### Task instructions
Once the line containing "Read all visible content and emit it as JSON." is located, output it and every line after it through the end of the records, exactly as written and nothing else.

### Record set
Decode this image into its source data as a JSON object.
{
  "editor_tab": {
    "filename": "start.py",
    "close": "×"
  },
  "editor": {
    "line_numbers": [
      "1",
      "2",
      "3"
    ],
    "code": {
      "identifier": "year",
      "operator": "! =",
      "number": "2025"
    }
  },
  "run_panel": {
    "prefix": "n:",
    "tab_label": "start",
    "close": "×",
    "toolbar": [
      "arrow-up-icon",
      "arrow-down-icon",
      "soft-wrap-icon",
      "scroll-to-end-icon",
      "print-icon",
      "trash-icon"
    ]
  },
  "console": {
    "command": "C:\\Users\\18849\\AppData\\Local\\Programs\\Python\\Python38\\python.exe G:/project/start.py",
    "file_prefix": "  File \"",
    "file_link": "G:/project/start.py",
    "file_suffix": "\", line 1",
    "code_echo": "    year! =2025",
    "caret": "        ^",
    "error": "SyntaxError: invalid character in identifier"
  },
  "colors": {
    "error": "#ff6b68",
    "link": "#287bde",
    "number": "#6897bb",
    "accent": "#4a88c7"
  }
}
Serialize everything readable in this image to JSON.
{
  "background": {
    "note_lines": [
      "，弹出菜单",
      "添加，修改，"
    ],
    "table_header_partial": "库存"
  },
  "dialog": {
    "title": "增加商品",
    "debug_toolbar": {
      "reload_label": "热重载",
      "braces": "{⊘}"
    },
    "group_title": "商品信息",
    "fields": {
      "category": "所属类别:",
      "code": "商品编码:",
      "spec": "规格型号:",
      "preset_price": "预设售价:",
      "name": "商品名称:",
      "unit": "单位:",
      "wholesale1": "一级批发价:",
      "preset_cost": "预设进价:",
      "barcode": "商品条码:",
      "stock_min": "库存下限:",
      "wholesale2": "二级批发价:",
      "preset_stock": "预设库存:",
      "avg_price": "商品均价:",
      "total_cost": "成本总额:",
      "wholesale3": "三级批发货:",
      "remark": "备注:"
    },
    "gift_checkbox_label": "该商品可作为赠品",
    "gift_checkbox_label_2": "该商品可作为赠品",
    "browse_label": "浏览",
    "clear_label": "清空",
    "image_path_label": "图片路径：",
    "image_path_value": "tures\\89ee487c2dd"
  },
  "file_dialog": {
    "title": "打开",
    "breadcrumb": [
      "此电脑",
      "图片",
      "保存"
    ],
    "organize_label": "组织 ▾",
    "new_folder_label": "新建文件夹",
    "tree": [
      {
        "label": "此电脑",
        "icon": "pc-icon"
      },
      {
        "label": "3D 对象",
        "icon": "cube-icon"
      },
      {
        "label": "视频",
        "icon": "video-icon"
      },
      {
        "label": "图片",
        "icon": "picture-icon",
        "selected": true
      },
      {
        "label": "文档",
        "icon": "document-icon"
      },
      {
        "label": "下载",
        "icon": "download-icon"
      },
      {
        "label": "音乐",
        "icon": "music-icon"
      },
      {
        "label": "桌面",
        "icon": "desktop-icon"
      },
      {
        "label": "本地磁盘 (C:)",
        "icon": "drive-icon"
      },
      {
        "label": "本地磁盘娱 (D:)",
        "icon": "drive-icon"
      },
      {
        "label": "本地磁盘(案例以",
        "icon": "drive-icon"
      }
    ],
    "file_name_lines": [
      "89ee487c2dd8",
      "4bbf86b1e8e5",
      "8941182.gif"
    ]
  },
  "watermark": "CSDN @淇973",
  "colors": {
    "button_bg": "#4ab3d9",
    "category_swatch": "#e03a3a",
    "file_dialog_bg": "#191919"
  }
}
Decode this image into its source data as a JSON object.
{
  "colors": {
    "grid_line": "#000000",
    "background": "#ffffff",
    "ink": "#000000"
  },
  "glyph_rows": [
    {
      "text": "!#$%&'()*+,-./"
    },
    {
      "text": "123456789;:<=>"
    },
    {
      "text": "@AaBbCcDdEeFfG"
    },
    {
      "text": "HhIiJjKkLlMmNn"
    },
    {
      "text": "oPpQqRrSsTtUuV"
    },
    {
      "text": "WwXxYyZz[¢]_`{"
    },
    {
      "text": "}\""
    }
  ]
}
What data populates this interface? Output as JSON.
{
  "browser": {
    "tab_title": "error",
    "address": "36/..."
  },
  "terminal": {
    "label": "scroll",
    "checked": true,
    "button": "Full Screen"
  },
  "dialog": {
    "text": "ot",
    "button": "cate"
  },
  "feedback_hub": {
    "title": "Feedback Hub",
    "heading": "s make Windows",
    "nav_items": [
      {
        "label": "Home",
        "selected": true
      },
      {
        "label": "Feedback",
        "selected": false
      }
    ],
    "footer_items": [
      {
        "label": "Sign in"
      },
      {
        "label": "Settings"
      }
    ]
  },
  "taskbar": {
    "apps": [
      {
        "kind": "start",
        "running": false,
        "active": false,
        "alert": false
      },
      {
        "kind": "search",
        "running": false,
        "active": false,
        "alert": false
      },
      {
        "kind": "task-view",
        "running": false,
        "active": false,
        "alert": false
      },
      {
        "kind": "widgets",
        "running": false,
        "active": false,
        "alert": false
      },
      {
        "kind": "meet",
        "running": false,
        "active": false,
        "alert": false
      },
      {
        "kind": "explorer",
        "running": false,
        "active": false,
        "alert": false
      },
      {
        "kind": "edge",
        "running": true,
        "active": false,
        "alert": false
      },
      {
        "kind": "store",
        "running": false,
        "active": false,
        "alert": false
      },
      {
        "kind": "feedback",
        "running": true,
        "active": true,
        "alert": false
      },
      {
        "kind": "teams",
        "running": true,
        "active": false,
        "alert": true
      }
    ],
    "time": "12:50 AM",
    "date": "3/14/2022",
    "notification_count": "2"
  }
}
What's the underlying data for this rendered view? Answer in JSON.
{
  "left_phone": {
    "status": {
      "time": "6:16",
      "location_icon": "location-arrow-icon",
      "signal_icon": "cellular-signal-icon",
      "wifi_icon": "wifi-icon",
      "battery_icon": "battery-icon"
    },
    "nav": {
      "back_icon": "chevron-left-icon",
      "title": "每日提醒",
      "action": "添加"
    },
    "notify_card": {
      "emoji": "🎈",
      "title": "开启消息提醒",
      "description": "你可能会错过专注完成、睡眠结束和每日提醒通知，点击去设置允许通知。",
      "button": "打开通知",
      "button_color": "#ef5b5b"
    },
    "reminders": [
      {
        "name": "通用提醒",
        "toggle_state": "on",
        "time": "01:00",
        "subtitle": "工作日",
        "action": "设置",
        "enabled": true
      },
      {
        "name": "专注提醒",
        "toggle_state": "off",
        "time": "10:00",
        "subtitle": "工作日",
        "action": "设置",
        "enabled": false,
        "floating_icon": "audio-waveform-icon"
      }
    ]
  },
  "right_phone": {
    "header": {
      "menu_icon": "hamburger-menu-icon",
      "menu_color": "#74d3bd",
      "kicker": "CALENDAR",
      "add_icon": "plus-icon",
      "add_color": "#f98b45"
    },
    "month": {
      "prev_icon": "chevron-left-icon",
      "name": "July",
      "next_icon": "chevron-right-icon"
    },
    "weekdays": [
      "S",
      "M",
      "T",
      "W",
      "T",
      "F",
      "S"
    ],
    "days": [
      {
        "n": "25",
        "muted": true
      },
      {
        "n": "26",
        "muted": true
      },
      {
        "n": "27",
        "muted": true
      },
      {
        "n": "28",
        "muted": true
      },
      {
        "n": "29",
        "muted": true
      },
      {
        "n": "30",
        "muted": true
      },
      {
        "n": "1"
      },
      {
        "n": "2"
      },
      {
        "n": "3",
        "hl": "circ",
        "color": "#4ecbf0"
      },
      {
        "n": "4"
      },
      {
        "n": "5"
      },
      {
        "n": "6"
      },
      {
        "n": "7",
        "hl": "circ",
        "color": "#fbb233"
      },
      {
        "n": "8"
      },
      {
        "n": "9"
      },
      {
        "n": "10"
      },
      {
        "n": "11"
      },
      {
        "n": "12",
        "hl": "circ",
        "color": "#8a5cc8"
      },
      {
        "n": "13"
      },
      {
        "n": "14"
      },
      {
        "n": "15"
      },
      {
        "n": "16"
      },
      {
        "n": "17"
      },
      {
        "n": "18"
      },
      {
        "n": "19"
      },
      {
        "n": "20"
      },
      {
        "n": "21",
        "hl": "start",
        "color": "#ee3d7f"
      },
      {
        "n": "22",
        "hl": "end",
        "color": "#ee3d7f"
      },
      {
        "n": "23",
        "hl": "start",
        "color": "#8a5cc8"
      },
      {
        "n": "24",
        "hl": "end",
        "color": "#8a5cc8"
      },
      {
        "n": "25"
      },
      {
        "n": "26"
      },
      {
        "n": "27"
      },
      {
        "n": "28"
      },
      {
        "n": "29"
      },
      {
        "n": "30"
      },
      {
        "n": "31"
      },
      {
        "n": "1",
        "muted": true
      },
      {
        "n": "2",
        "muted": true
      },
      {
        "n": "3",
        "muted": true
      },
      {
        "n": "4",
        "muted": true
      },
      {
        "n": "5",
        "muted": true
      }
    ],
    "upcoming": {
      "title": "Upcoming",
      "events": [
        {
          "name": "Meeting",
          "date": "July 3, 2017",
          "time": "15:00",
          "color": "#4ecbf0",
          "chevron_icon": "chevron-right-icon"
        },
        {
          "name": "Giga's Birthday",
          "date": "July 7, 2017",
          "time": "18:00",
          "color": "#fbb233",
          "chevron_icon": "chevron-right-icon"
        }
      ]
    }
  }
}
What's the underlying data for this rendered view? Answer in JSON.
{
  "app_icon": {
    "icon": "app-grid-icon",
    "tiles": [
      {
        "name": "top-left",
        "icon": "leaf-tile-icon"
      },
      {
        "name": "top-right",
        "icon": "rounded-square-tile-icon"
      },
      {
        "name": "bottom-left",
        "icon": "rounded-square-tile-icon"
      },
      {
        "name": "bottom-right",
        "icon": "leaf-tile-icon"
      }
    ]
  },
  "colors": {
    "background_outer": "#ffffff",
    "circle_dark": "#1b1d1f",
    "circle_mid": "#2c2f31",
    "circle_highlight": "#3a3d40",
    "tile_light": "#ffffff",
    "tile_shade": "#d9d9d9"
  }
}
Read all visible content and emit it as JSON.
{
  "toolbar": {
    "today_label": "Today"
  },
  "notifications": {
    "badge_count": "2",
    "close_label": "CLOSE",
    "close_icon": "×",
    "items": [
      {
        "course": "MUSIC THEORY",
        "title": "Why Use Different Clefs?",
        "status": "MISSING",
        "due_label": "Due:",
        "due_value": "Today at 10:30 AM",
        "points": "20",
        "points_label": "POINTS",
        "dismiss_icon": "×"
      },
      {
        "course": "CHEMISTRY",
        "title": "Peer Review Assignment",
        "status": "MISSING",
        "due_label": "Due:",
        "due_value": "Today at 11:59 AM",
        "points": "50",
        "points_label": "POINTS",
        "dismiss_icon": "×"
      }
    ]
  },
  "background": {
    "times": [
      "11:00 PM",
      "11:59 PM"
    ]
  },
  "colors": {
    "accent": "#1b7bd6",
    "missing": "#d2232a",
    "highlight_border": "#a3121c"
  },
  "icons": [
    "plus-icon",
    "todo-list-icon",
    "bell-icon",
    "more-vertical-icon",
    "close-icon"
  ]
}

### Result
Read all visible content and emit it as JSON.
{
  "toolbar": {
    "today_label": "Today"
  },
  "notifications": {
    "badge_count": "2",
    "close_label": "CLOSE",
    "close_icon": "×",
    "items": [
      {
        "course": "MUSIC THEORY",
        "title": "Why Use Different Clefs?",
        "status": "MISSING",
        "due_label": "Due:",
        "due_value": "Today at 10:30 AM",
        "points": "20",
        "points_label": "POINTS",
        "dismiss_icon": "×"
      },
      {
        "course": "CHEMISTRY",
        "title": "Peer Review Assignment",
        "status": "MISSING",
        "due_label": "Due:",
        "due_value": "Today at 11:59 AM",
        "points": "50",
        "points_label": "POINTS",
        "dismiss_icon": "×"
      }
    ]
  },
  "background": {
    "times": [
      "11:00 PM",
      "11:59 PM"
    ]
  },
  "colors": {
    "accent": "#1b7bd6",
    "missing": "#d2232a",
    "highlight_border": "#a3121c"
  },
  "icons": [
    "plus-icon",
    "todo-list-icon",
    "bell-icon",
    "more-vertical-icon",
    "close-icon"
  ]
}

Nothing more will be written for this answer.